Of course you could say things like “well why didn’t Cookie tell the chief factor that he’d need some milk from his cow in order to make the clafoutis, thus take the element of danger out of things?” Well, you’d be ignoring the fact that this flick is about two entrepreneurs who really aren’t that entrepreneurial or ruthless enough to really succeed and thrive and come to be titans of industry on the west coast of America. It’s about two guys who had an idea that worked for a while, and then…

The conclusion to their story isn’t really in doubt. The earliest scene set in the present shows a discovery by a woman walking her dog near a river. It takes the rest of the film to explain why she finds what she finds, as in, what happened to these two chaps oh so long ago? Despite that, it’s not a downbeat flick.

It’s hard for me to say exactly what kind of flick it actually is, then. It’s a fairly odd story. It’s also filmed in the 4:3 so-called Academy ratio, which perversely makes a flick mostly set in wilderness seem intimate and almost claustrophobic. The men’s friendship mostly consists of speaking quietly about various things, Cookie almost whispering most of the time. King-lu keeps coming up with grand ideas and plans, and then quietly dismantling them by pointing out why they’re not likely to work.

They’re both odd ducks, but in a good way, and I enjoyed spending time with them, even if I didn’t totally vibe with the rest of the set up. Maybe I was imagining it, but there definitely felt like nods or references to Dead Man, the Jim Jarmusch flick from a bunch of years ago that starred current villain Johnny Depp but also had an actor called Gary Farmer playing his guide as a character called Nobody. Gary Farmer also has a role here, as a tribal leader, and I was surprised to see him because I’d already thought about Dead Man a fair bit before he rocked up.

Stephen Malkmus from Pavement also has a small role, and I cannot help but think he’s playing the Iggy Pop role from Dead Man, but that’s a bit of a stretch, just because they’re both rockers.

I dunno. I enjoyed it but the flick feels too quiet and too ephemeral to really recommend, because I’m not sure there’s enough to get, but who knows. Maybe flicks about friendship in these hostile times are exactly what’s needed.

7 times I wonder if the sequel would be called Second Cow or The Last Cow, or Return of the First Cow: Got Any Loose Milk? out of 10

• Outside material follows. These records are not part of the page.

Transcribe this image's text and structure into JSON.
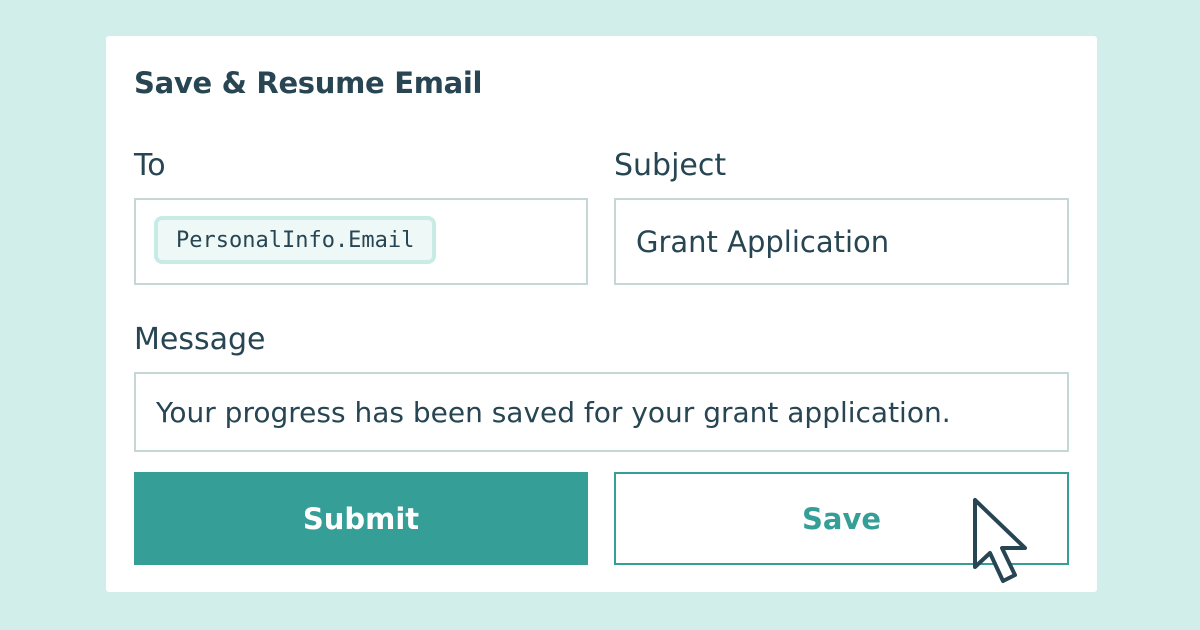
{
  "card": {
    "title": "Save & Resume Email"
  },
  "fields": {
    "to": {
      "label": "To",
      "token": "PersonalInfo.Email"
    },
    "subject": {
      "label": "Subject",
      "value": "Grant Application"
    },
    "message": {
      "label": "Message",
      "value": "Your progress has been saved for your grant application."
    }
  },
  "buttons": {
    "submit_label": "Submit",
    "save_label": "Save"
  },
  "icons": {
    "cursor": "mouse-pointer-icon"
  },
  "colors": {
    "background": "#d1eeeb",
    "card": "#ffffff",
    "text": "#274552",
    "accent": "#359e96",
    "input_border": "#c5d7d4",
    "token_bg": "#eef8f7",
    "token_border": "#c9ebe6"
  }
}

“History isn't here yet. It's coming, but we got here early this time. Maybe this time, we can be ready for it. We can take it on our own terms.” - First Cow